**INSTRUCTIONS FOR THE TASK**
For each line below, return an exact copy.

Page and application data records
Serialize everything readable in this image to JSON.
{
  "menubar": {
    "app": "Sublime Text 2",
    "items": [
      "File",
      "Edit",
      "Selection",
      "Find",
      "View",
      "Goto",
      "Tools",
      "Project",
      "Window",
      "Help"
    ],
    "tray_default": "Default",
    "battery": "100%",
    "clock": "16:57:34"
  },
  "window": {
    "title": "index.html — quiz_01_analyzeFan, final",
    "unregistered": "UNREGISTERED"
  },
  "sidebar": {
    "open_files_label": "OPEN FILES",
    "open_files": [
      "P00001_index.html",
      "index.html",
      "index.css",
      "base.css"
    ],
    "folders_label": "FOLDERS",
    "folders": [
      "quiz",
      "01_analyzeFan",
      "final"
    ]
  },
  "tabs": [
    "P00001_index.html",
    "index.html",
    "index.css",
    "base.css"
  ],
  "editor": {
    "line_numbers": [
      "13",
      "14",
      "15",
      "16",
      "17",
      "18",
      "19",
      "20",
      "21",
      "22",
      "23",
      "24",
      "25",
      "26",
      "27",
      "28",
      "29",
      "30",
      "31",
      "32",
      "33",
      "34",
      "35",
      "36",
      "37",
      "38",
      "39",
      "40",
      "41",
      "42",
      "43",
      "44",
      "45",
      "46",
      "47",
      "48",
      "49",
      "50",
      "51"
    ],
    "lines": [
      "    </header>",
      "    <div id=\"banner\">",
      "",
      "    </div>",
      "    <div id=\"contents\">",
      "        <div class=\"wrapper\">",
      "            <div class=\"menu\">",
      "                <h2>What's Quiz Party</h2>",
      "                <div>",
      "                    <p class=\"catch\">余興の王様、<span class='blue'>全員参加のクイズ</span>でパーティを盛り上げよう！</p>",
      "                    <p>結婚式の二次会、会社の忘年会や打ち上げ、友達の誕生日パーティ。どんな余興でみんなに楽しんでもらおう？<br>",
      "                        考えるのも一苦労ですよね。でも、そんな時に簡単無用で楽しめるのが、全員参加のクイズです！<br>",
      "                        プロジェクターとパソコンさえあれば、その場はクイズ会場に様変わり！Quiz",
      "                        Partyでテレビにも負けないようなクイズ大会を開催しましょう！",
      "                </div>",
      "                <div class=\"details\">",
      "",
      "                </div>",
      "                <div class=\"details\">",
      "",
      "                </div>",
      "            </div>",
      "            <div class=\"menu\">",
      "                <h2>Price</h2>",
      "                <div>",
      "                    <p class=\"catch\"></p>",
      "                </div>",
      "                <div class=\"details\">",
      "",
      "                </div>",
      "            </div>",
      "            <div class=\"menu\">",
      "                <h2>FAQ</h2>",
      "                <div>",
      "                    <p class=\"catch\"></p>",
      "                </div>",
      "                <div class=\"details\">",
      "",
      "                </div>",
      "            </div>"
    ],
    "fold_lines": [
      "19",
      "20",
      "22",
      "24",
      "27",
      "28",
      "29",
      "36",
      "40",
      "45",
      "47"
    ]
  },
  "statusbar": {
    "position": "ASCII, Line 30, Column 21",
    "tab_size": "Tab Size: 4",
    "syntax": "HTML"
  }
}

**TASK ANSWER**
Serialize everything readable in this image to JSON.
{
  "menubar": {
    "app": "Sublime Text 2",
    "items": [
      "File",
      "Edit",
      "Selection",
      "Find",
      "View",
      "Goto",
      "Tools",
      "Project",
      "Window",
      "Help"
    ],
    "tray_default": "Default",
    "battery": "100%",
    "clock": "16:57:34"
  },
  "window": {
    "title": "index.html — quiz_01_analyzeFan, final",
    "unregistered": "UNREGISTERED"
  },
  "sidebar": {
    "open_files_label": "OPEN FILES",
    "open_files": [
      "P00001_index.html",
      "index.html",
      "index.css",
      "base.css"
    ],
    "folders_label": "FOLDERS",
    "folders": [
      "quiz",
      "01_analyzeFan",
      "final"
    ]
  },
  "tabs": [
    "P00001_index.html",
    "index.html",
    "index.css",
    "base.css"
  ],
  "editor": {
    "line_numbers": [
      "13",
      "14",
      "15",
      "16",
      "17",
      "18",
      "19",
      "20",
      "21",
      "22",
      "23",
      "24",
      "25",
      "26",
      "27",
      "28",
      "29",
      "30",
      "31",
      "32",
      "33",
      "34",
      "35",
      "36",
      "37",
      "38",
      "39",
      "40",
      "41",
      "42",
      "43",
      "44",
      "45",
      "46",
      "47",
      "48",
      "49",
      "50",
      "51"
    ],
    "lines": [
      "    </header>",
      "    <div id=\"banner\">",
      "",
      "    </div>",
      "    <div id=\"contents\">",
      "        <div class=\"wrapper\">",
      "            <div class=\"menu\">",
      "                <h2>What's Quiz Party</h2>",
      "                <div>",
      "                    <p class=\"catch\">余興の王様、<span class='blue'>全員参加のクイズ</span>でパーティを盛り上げよう！</p>",
      "                    <p>結婚式の二次会、会社の忘年会や打ち上げ、友達の誕生日パーティ。どんな余興でみんなに楽しんでもらおう？<br>",
      "                        考えるのも一苦労ですよね。でも、そんな時に簡単無用で楽しめるのが、全員参加のクイズです！<br>",
      "                        プロジェクターとパソコンさえあれば、その場はクイズ会場に様変わり！Quiz",
      "                        Partyでテレビにも負けないようなクイズ大会を開催しましょう！",
      "                </div>",
      "                <div class=\"details\">",
      "",
      "                </div>",
      "                <div class=\"details\">",
      "",
      "                </div>",
      "            </div>",
      "            <div class=\"menu\">",
      "                <h2>Price</h2>",
      "                <div>",
      "                    <p class=\"catch\"></p>",
      "                </div>",
      "                <div class=\"details\">",
      "",
      "                </div>",
      "            </div>",
      "            <div class=\"menu\">",
      "                <h2>FAQ</h2>",
      "                <div>",
      "                    <p class=\"catch\"></p>",
      "                </div>",
      "                <div class=\"details\">",
      "",
      "                </div>",
      "            </div>"
    ],
    "fold_lines": [
      "19",
      "20",
      "22",
      "24",
      "27",
      "28",
      "29",
      "36",
      "40",
      "45",
      "47"
    ]
  },
  "statusbar": {
    "position": "ASCII, Line 30, Column 21",
    "tab_size": "Tab Size: 4",
    "syntax": "HTML"
  }
}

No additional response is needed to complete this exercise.